There are certain films that outlive their theatrical releases to become evolutionary stepping stones of filmmaking. Long after the popcorn has been munched and the Oscars handed out, these movies stand the test of time and usher in the cinematic equivalents of geologic Eras. D.W. Griffith’s The Birth of a Nation redefined the beauty of silent imagery. Alan Crosland’s The Jazz Singer integrated sound and heralded the rise of “the talkie.” Orson Welles’s Citizen Kane became a hallmark of big-budget studio genius. And every sci-fi film of the last forty years owes debt to the standard set by Stanley Kubrick’s 2001: A Space Odyssey. And then there is Avatar. That this film, with fifteen years of creative development, four years of full-time work, and endless hype, was bound to be good seems like manifest destiny. But it doesn’t just live up to its hype—it exceeds it. James Cameron has reinvented visual possibilities, perfected multi-layered storytelling and provided a service to audiences and filmmakers. He has transitioned us into the next big cinematic Era: 3D. Avatar is a ScriptPhD.com Editor’s Selection. For a full review, please click “continue reading”.

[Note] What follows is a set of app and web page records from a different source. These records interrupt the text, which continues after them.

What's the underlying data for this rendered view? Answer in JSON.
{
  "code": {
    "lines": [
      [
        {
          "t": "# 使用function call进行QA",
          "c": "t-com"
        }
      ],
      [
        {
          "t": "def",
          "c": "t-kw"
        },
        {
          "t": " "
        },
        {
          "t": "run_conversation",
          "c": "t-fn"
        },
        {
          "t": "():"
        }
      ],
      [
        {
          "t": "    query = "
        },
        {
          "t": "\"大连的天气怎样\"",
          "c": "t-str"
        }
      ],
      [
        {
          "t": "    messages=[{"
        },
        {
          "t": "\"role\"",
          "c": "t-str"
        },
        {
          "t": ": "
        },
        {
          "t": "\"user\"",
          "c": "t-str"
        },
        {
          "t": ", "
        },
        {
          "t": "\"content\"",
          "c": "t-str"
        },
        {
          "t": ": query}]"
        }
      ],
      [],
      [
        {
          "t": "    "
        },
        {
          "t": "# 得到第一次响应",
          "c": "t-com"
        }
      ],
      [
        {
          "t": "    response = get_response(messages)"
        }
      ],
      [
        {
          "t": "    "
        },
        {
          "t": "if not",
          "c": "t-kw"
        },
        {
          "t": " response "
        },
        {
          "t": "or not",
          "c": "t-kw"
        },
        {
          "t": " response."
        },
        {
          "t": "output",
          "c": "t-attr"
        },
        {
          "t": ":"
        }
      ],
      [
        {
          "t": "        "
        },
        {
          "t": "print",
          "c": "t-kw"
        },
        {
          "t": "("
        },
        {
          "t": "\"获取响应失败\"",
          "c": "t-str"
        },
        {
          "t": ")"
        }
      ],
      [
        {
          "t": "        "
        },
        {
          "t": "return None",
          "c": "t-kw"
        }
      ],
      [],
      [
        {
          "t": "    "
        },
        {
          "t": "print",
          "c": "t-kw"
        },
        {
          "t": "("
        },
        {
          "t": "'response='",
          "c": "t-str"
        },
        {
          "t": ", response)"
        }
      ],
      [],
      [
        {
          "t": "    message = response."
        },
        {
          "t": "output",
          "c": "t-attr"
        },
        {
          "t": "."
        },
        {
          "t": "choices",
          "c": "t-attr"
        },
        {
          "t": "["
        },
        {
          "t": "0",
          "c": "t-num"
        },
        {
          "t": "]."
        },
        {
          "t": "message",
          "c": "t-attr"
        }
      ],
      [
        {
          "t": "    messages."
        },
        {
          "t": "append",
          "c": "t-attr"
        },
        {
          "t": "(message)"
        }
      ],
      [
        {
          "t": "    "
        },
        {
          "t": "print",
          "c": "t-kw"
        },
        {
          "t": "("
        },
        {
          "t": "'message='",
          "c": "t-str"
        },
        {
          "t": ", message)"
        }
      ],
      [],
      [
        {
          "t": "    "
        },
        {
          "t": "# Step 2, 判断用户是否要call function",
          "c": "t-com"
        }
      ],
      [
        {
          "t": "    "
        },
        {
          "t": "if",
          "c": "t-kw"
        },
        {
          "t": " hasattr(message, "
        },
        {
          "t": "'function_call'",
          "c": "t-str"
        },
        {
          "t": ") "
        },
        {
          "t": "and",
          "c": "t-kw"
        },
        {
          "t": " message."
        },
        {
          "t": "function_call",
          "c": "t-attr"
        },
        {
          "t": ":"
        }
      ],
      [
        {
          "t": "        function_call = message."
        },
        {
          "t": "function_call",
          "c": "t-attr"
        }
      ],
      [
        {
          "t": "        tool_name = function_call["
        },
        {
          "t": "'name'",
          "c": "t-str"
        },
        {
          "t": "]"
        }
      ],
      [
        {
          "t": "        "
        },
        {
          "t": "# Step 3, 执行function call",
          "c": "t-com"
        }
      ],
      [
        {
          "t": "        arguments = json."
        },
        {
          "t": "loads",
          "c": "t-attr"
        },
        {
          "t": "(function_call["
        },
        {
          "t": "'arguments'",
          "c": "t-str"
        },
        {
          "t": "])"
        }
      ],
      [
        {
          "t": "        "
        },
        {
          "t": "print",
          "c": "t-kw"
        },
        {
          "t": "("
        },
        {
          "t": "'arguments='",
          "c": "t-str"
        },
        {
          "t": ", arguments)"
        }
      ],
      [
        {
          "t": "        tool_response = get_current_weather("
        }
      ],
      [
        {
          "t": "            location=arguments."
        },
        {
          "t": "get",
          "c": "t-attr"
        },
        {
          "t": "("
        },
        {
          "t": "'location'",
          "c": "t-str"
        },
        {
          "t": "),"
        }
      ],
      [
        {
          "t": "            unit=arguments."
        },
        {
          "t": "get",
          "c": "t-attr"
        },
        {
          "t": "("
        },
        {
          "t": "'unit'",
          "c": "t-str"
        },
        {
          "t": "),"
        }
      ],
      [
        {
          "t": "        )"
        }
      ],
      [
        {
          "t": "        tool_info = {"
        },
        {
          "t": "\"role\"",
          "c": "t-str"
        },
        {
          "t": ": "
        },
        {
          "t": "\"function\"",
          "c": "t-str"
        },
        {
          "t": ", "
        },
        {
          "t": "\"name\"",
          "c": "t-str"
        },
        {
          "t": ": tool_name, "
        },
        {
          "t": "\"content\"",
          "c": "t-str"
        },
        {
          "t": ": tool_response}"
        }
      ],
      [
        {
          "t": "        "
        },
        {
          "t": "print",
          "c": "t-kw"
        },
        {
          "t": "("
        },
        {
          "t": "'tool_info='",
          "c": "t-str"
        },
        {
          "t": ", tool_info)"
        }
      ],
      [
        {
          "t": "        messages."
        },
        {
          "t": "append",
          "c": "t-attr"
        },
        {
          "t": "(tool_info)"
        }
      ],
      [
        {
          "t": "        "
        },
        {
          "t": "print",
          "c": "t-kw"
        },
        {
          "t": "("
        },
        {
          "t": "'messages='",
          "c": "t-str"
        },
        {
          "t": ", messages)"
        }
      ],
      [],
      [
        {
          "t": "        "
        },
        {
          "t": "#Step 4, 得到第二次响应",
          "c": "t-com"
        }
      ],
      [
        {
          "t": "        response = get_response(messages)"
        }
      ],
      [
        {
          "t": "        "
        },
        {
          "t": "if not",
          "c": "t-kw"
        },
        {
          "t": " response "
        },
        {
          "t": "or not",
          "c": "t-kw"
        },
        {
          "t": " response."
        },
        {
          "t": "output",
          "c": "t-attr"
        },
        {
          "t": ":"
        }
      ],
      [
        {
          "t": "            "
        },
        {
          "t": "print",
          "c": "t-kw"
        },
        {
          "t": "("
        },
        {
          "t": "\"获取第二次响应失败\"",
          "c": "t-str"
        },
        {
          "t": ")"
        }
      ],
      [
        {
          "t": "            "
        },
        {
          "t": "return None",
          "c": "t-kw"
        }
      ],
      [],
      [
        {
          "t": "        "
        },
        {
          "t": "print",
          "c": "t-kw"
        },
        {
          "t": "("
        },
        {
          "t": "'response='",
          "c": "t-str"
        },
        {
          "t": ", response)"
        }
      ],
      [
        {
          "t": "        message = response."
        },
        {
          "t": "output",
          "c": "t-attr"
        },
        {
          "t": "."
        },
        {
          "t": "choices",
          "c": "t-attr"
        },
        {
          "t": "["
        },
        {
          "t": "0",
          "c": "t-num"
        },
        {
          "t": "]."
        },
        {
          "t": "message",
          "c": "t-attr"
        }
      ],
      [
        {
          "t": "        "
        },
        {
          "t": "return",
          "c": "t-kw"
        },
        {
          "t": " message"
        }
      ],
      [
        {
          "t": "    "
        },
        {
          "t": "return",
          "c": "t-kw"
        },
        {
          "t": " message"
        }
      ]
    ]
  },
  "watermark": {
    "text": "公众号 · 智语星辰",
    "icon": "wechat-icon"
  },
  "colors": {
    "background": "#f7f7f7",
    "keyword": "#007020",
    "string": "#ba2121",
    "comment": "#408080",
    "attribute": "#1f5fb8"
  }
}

This weekend, millions of people will flock to IMAX theaters and cinemas around the world, 3-D glasses eagerly perched, in anticipation of James Cameron’s masterpiece Avatar, a cinematic œuvre fifteen years in the making. Underscoring this two and a half our epic lie unparalleled technological, scientific and artistic achievements, including the invention of a novel 3-D film camera, the complete biological and linguistic realization of a virtual world, and flawlessly integrated art direction and conceptual renderings. Many people’s post-viewing reaction will be, “How did they do that?!” ScriptPhD.com is proud to present a special Avatar preview that includes behind-the-scenes secrets and a review of the must-own companion design book The Art of Avatar. Before you go see the movie, get to know it.
We are in the midst of a pandemic, folks. A pandemic of fear. A truly formidable novel strain of influenza (H1N1) is spreading worldwide, creating an above-average spike in seasonal illness, the genuine possibility of a global influenza pandemic, and an alarmed public bombarded with opposing facts and mixed messages. It’s understandable that all of this has left people confused, scared and unsure of how to proceed. ScriptPhD.com cuts through the fray to provide a compact, easy-to-understand discussion of the science behind influenza as well as invaluable public health resources for addressing additional questions and concerns. Our discussion includes the role of media and advertising in not only informing the public responsibly, but effecting behavioral change that can save lives. Our full article, under the “continue reading” jump.
It’s not often that world-renowned scientists crash in the heart of Hollywood to talk about Nobel Prize-winning physics research. But on a recent summer night, the ScriptPhD, along with a handful of lucky astronomy aficionados, was treated to a light show with a side of general relativity. At LA’s famed Laserium CyberTheatre, Yale physicist Charles Baltay, also known as the man responsible for Pluto’s demise, captivated a delighted audience with about 10 billion years of physics, starting from the Big Bang to Pluto’s demise. Continuing the physics theme was a visually stunning array of laser pyrotechnics set to the thematically appropriate tune of Pink Floyd’s “Dark Side of the Moon.” For Dr. Baltay’s lecture, entitled “Exploring the Dark Side of the Universe”, and the psychedelic imagery of the world’s most advanced laser light show, please “continue reading” under the jump.